“There is an opportunity in custom install and, once the housing market will start going again, there will be growth in white goods. Comet has done a lot of volume in white goods and not of this will go to Currys,” says Gary.
“We have been in different recessions, and up to now they were generally good for us because we had a stable business and we were able to offer an interest-free credit. However this recession is different, as interest rates have been very low for a very long time. The television market has become saturated so we have to sell other products. Some of them, like cameras, are very difficult to sell and margins on them are small. The only area where we c
an make up the shortfall is white goods.”
Steve adds: “We have always tried to put profit back into the business and consolidate what we have.
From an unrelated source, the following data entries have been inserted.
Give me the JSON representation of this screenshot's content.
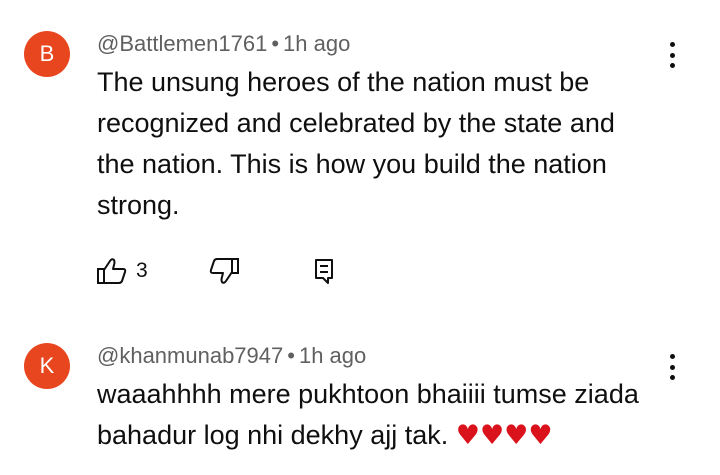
{
  "comments": [
    {
      "avatar_letter": "B",
      "avatar_color": "#e8461f",
      "handle": "@Battlemen1761",
      "separator": "•",
      "time": "1h ago",
      "text": "The unsung heroes of the nation must be recognized and celebrated by the state and the nation. This is how you build the nation strong.",
      "like_count": "3",
      "icons": [
        "thumbs-up-icon",
        "thumbs-down-icon",
        "reply-icon",
        "more-vert-icon"
      ]
    },
    {
      "avatar_letter": "K",
      "avatar_color": "#e8461f",
      "handle": "@khanmunab7947",
      "separator": "•",
      "time": "1h ago",
      "text_line1": "waaahhhh mere pukhtoon bhaiiii tumse ziada",
      "text_line2": "bahadur log nhi dekhy ajj tak.",
      "emoji": "♥♥♥♥",
      "icons": [
        "more-vert-icon"
      ]
    }
  ]
}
Most of the premises we have we own, with the exception of the Bournemouth store.”
Although they consider the internet as a key challenge, the Holmans embraced the web. “We have separate transactional websites for our Panasonic store, the Holmans and for Bose. Our prices on the web are the same as in store. We have also dispensed with some old stock through Amazon,” explains Gary. “We have also had a couple of sales through EuronicsDirect site. This was after the Euronics ads were screened. Some of them were shot in our store and David was the star in them. “This is how I became famous,” laughs David. “In a small way it works for us because people still recognize me – even after I had a hair cut!”
“If I could change one thing about the industry I would try to get the government to balance up the level of tax paid by the companies for their internet sales with the bricks and mortar sales,” says Gary. “High street retailers pay a lot business rates to have shops while e-tailers do not. Somehow the balance has to be reached. Unless the government wakes up to this fact, there will be even more empty shops on the high street.”